CANNIFORD, William E.
Portrait & Biographical Record Winnebago & Boone Cos., IL. Chicago: Biographical Pub. Co., 1892, p 645
William E. CANNIFORD was born in Devonshire, England, 07 Feb 1836. He is at the present time residing in Winnebago Village [Winnebago County, IL], engaged in the manufacture of pumps, windmills, etc., and is making a success of this line of work. William CANNIFORD, the father of our subject, is a native of Exeter, Devonshire, where the grandfather was also born and spent his entire life. The latter named gentleman was a contractor on public works, and apprenticed his son, the father of our subject, to a farmer, when a lad of seven years. After reaching his majority, William CANNIFORD was turned out into the world penniless, and with no education, having had to work on the farm both summer and winter. Being desirous of gaining an education, he secured books and taught himself. Later he filled the position of a teacher in his native shire for two years, and then going to Gloucester, taught in the National school at Ebrington for 14 years. He was then appointed city missionary to Cheltenham and Bristol, which position he resigned and became connected with the Ratcliff Gaslight Company, of Wapping, London, as inspector of gas meters. He continued in the employ of that company for 22 years, when he was retired on half pay for life, his decease occurring in 1888, when 79 years of age.
The mother of our subject was known in her maidenhood as Elizabeth EVERY, also a native of Devonshire. Her father was a farmer, in addition to which he also kept a public house. Mrs. CANNIFORD died in Bristol while her husband was engaged as a missionary. She reared three sons, of whom our subject was the oldest, the others being named John and Herman.

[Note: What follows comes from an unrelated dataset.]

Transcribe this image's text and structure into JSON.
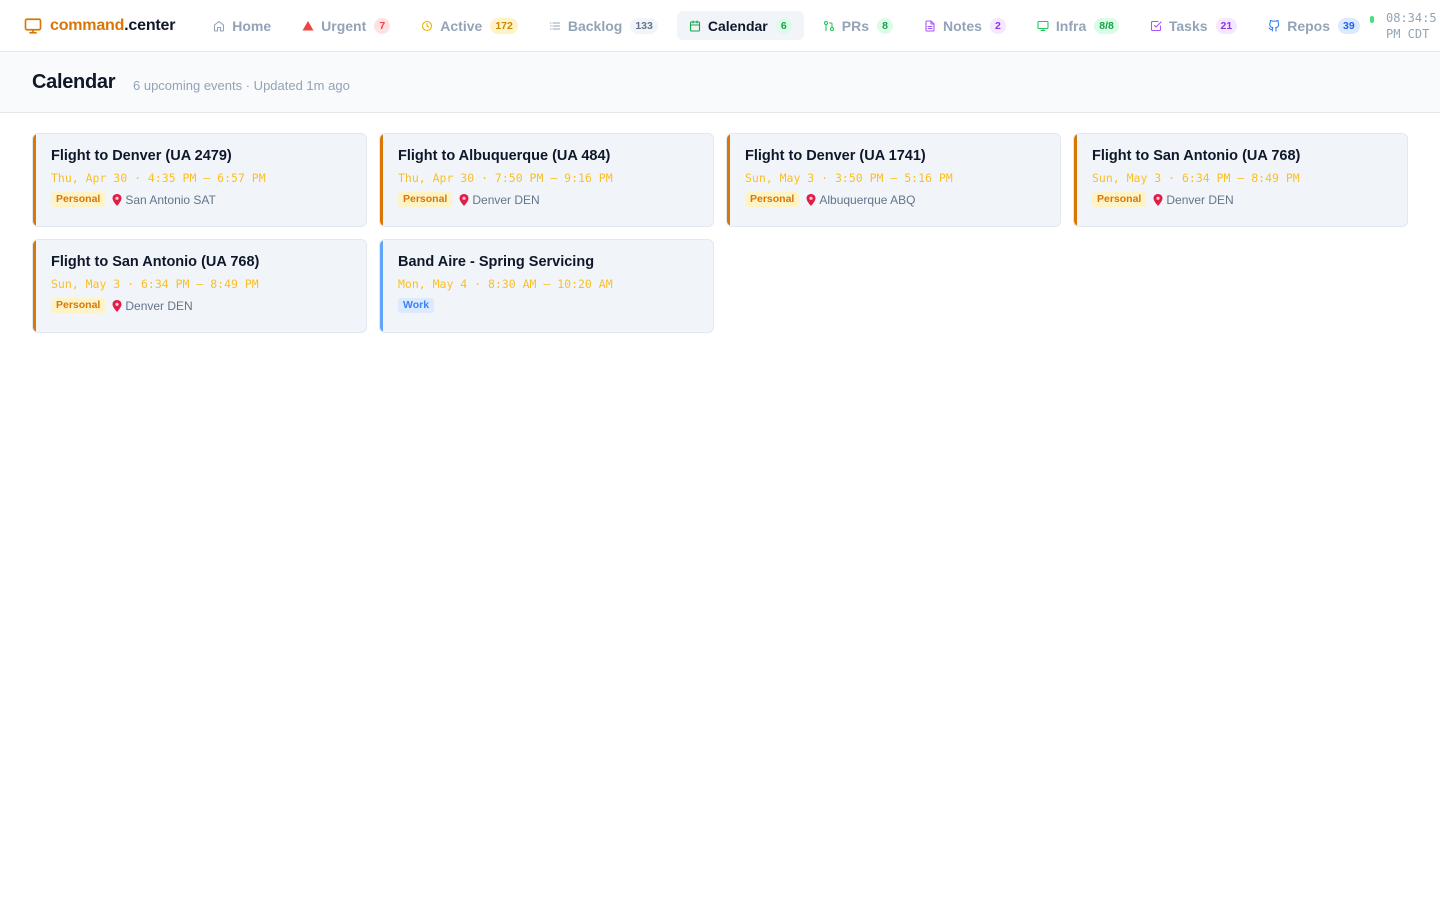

The father of our subject, appreciating the value of a knowledge of books, gave his children a good education, teaching them himself. Our subject at the age of 14 was apprenticed to learn the trade of a carpenter and joiner. He served until he was 20 years and 6 months of age, when, being given the last 6 months of his time, he went to London, and was engaged in journeyman work until 1857. On Good Friday of that year [10 Apr 1857 - by calculation from Easter, which was on 12 Apr 1857], he set sail in the vessel "Pearl," commanded by Captain DAVIDS, and landed in Quebec eight weeks later. From that place he went to Ottawa, where he was engaged at his trade for two years, when he came to the States, and at Whitewater [Walworth County], WI, worked at the carpenter's and joiner's trade until 1860.

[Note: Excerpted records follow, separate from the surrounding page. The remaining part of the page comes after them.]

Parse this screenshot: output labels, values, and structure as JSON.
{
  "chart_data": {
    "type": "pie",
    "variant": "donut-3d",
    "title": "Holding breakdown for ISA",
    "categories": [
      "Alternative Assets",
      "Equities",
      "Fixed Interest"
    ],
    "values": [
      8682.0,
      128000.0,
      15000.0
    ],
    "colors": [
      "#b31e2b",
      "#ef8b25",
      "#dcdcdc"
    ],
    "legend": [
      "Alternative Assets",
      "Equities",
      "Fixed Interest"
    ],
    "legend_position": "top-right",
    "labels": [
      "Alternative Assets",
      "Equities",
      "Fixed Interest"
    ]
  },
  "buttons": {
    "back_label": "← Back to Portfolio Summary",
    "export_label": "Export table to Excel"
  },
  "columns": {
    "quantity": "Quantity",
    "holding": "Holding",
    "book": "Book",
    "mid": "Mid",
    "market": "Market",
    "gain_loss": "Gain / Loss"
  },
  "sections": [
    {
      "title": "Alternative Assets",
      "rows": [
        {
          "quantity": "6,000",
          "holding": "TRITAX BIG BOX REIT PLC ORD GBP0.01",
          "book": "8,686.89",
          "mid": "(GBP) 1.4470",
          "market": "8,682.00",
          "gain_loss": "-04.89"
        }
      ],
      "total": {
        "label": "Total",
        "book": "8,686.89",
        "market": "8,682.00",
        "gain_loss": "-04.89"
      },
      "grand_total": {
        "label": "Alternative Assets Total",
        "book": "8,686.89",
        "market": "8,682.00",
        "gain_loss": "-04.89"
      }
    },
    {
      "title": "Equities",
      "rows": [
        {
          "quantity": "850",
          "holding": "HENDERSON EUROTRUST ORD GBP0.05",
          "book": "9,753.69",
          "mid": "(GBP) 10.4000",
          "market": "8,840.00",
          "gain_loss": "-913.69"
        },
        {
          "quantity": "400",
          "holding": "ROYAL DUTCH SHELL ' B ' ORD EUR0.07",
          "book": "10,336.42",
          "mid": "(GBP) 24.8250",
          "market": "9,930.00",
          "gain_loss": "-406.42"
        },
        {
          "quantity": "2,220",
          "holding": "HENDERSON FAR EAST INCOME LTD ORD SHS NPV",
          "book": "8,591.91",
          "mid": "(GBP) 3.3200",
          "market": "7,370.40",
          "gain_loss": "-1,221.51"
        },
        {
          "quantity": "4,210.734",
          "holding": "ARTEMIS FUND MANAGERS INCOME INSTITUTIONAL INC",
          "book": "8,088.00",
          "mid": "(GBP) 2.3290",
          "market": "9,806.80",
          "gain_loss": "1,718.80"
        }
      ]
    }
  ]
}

Returning to London in 1860, our subject spent two years in his native place, and then accompanied by his bride, returned to America, and came immediately to IL, stopping for a time in Chicago. In May 1863 he came to Rockford and devoted a part of his time to his trade until February 1871, when he came to Winnebago, and engaged in his present business, that of making pumps. He ranks among the well-to-do upright and honest citizens of the county, always casting his influence on the side of progress and reform. Mary A. GARDNER became the wife of our subject at Shadwell Church, East London, in 1862. To them have been born three children: William J., Lizzie, and Ada.
Submitted by Cathy Kubly.